_Available data_:
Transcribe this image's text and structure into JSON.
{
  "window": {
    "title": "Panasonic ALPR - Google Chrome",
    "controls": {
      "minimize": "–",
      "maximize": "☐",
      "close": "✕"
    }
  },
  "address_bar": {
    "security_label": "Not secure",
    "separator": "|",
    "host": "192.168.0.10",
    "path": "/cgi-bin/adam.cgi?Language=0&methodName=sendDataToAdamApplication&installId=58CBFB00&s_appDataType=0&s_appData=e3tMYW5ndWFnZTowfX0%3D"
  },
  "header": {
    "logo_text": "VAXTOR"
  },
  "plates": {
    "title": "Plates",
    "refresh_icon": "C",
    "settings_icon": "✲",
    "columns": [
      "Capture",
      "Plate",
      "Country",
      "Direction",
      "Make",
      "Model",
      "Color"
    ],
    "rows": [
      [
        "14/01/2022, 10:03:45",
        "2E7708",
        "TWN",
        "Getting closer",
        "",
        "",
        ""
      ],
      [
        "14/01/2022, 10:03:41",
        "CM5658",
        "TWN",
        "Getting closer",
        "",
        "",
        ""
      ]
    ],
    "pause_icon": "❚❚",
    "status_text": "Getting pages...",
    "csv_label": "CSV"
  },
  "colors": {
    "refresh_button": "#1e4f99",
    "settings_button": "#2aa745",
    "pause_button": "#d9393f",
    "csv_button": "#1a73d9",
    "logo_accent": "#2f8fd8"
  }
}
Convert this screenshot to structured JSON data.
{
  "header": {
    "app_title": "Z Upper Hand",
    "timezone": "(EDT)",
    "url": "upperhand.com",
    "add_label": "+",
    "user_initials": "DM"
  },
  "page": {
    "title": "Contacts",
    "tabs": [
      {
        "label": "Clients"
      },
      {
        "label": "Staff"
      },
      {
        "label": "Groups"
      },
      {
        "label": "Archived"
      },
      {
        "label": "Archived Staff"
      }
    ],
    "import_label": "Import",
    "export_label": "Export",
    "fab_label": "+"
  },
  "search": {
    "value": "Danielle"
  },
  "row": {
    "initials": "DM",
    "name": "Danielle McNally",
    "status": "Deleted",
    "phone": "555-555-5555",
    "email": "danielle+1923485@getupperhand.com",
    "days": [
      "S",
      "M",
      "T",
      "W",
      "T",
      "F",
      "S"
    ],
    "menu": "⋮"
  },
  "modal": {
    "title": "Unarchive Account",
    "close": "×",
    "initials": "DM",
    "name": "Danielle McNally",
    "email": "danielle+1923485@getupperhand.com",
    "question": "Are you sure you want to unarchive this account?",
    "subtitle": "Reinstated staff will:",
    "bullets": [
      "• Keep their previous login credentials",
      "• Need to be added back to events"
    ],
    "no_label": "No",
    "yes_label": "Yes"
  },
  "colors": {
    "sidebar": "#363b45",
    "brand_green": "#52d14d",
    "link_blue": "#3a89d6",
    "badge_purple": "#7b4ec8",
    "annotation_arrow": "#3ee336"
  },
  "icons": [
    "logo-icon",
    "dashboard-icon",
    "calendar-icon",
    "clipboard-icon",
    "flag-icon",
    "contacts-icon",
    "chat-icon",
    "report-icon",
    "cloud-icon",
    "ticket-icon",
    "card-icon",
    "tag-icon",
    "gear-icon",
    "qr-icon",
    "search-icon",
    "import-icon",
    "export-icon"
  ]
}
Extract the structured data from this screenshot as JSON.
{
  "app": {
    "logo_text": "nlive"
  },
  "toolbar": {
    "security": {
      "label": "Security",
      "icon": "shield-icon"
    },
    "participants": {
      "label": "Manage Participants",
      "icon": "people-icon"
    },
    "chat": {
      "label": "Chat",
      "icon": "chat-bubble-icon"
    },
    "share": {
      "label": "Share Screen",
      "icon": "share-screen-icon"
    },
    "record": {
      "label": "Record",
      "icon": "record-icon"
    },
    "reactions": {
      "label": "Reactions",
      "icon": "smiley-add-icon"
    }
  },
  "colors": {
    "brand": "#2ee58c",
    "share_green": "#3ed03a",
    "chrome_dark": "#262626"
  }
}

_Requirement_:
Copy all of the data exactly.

_Solution to the problem_:
Transcribe this image's text and structure into JSON.
{
  "window": {
    "title": "Panasonic ALPR - Google Chrome",
    "controls": {
      "minimize": "–",
      "maximize": "☐",
      "close": "✕"
    }
  },
  "address_bar": {
    "security_label": "Not secure",
    "separator": "|",
    "host": "192.168.0.10",
    "path": "/cgi-bin/adam.cgi?Language=0&methodName=sendDataToAdamApplication&installId=58CBFB00&s_appDataType=0&s_appData=e3tMYW5ndWFnZTowfX0%3D"
  },
  "header": {
    "logo_text": "VAXTOR"
  },
  "plates": {
    "title": "Plates",
    "refresh_icon": "C",
    "settings_icon": "✲",
    "columns": [
      "Capture",
      "Plate",
      "Country",
      "Direction",
      "Make",
      "Model",
      "Color"
    ],
    "rows": [
      [
        "14/01/2022, 10:03:45",
        "2E7708",
        "TWN",
        "Getting closer",
        "",
        "",
        ""
      ],
      [
        "14/01/2022, 10:03:41",
        "CM5658",
        "TWN",
        "Getting closer",
        "",
        "",
        ""
      ]
    ],
    "pause_icon": "❚❚",
    "status_text": "Getting pages...",
    "csv_label": "CSV"
  },
  "colors": {
    "refresh_button": "#1e4f99",
    "settings_button": "#2aa745",
    "pause_button": "#d9393f",
    "csv_button": "#1a73d9",
    "logo_accent": "#2f8fd8"
  }
}
Convert this screenshot to structured JSON data.
{
  "header": {
    "app_title": "Z Upper Hand",
    "timezone": "(EDT)",
    "url": "upperhand.com",
    "add_label": "+",
    "user_initials": "DM"
  },
  "page": {
    "title": "Contacts",
    "tabs": [
      {
        "label": "Clients"
      },
      {
        "label": "Staff"
      },
      {
        "label": "Groups"
      },
      {
        "label": "Archived"
      },
      {
        "label": "Archived Staff"
      }
    ],
    "import_label": "Import",
    "export_label": "Export",
    "fab_label": "+"
  },
  "search": {
    "value": "Danielle"
  },
  "row": {
    "initials": "DM",
    "name": "Danielle McNally",
    "status": "Deleted",
    "phone": "555-555-5555",
    "email": "danielle+1923485@getupperhand.com",
    "days": [
      "S",
      "M",
      "T",
      "W",
      "T",
      "F",
      "S"
    ],
    "menu": "⋮"
  },
  "modal": {
    "title": "Unarchive Account",
    "close": "×",
    "initials": "DM",
    "name": "Danielle McNally",
    "email": "danielle+1923485@getupperhand.com",
    "question": "Are you sure you want to unarchive this account?",
    "subtitle": "Reinstated staff will:",
    "bullets": [
      "• Keep their previous login credentials",
      "• Need to be added back to events"
    ],
    "no_label": "No",
    "yes_label": "Yes"
  },
  "colors": {
    "sidebar": "#363b45",
    "brand_green": "#52d14d",
    "link_blue": "#3a89d6",
    "badge_purple": "#7b4ec8",
    "annotation_arrow": "#3ee336"
  },
  "icons": [
    "logo-icon",
    "dashboard-icon",
    "calendar-icon",
    "clipboard-icon",
    "flag-icon",
    "contacts-icon",
    "chat-icon",
    "report-icon",
    "cloud-icon",
    "ticket-icon",
    "card-icon",
    "tag-icon",
    "gear-icon",
    "qr-icon",
    "search-icon",
    "import-icon",
    "export-icon"
  ]
}
Extract the structured data from this screenshot as JSON.
{
  "app": {
    "logo_text": "nlive"
  },
  "toolbar": {
    "security": {
      "label": "Security",
      "icon": "shield-icon"
    },
    "participants": {
      "label": "Manage Participants",
      "icon": "people-icon"
    },
    "chat": {
      "label": "Chat",
      "icon": "chat-bubble-icon"
    },
    "share": {
      "label": "Share Screen",
      "icon": "share-screen-icon"
    },
    "record": {
      "label": "Record",
      "icon": "record-icon"
    },
    "reactions": {
      "label": "Reactions",
      "icon": "smiley-add-icon"
    }
  },
  "colors": {
    "brand": "#2ee58c",
    "share_green": "#3ed03a",
    "chrome_dark": "#262626"
  }
}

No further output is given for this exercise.